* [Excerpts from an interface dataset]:
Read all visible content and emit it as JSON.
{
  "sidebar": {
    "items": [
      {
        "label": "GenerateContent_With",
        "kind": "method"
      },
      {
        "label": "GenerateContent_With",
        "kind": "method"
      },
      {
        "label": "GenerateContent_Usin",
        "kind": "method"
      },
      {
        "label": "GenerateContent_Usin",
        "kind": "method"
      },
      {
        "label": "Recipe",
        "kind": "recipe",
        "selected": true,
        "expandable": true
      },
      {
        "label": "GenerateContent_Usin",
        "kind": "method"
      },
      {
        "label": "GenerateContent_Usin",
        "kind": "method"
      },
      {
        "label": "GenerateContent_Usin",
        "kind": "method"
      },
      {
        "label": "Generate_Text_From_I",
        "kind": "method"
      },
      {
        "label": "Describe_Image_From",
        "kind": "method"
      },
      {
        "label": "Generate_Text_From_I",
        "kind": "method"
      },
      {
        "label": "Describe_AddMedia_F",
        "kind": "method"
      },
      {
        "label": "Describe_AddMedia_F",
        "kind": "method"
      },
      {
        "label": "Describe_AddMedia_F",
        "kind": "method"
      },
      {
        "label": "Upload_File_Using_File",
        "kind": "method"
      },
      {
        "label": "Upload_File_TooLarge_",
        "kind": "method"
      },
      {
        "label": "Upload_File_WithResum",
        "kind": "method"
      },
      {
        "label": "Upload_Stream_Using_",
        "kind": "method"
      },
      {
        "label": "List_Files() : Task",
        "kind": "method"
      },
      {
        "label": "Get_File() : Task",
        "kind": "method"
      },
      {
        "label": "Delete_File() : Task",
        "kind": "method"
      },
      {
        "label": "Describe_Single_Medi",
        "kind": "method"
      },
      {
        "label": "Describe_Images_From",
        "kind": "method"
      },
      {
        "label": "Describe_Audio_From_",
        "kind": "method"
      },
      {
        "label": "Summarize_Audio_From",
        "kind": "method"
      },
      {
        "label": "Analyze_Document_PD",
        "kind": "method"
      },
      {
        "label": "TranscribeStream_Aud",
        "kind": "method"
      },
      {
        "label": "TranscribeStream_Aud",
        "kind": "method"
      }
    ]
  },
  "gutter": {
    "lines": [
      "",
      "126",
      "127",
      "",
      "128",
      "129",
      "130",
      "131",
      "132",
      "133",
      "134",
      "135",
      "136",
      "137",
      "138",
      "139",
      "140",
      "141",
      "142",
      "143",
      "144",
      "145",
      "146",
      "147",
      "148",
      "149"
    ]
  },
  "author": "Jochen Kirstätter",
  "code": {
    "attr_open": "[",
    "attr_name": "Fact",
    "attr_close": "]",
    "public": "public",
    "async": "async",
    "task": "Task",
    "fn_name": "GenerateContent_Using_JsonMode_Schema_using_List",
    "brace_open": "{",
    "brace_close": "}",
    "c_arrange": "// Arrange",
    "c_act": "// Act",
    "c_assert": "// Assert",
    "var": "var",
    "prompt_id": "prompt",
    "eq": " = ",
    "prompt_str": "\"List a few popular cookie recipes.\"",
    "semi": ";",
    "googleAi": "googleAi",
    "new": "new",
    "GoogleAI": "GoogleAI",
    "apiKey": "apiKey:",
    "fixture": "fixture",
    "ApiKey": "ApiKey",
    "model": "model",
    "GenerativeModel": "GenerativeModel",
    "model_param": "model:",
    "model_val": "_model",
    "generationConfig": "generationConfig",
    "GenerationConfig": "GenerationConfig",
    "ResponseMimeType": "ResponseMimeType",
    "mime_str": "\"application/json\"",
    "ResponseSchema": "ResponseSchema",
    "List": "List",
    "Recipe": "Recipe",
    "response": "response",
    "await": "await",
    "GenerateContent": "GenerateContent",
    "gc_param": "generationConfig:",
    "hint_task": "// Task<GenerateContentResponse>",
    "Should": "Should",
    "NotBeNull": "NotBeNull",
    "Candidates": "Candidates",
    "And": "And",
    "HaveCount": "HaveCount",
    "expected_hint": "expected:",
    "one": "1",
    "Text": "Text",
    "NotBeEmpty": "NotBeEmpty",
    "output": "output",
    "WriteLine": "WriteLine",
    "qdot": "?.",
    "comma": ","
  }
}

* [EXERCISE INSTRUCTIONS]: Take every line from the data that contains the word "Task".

* [SOLUTION TO THE PROBLEM]:
        "label": "List_Files() : Task",
        "label": "Get_File() : Task",
        "label": "Delete_File() : Task",
    "task": "Task",
    "hint_task": "// Task<GenerateContentResponse>",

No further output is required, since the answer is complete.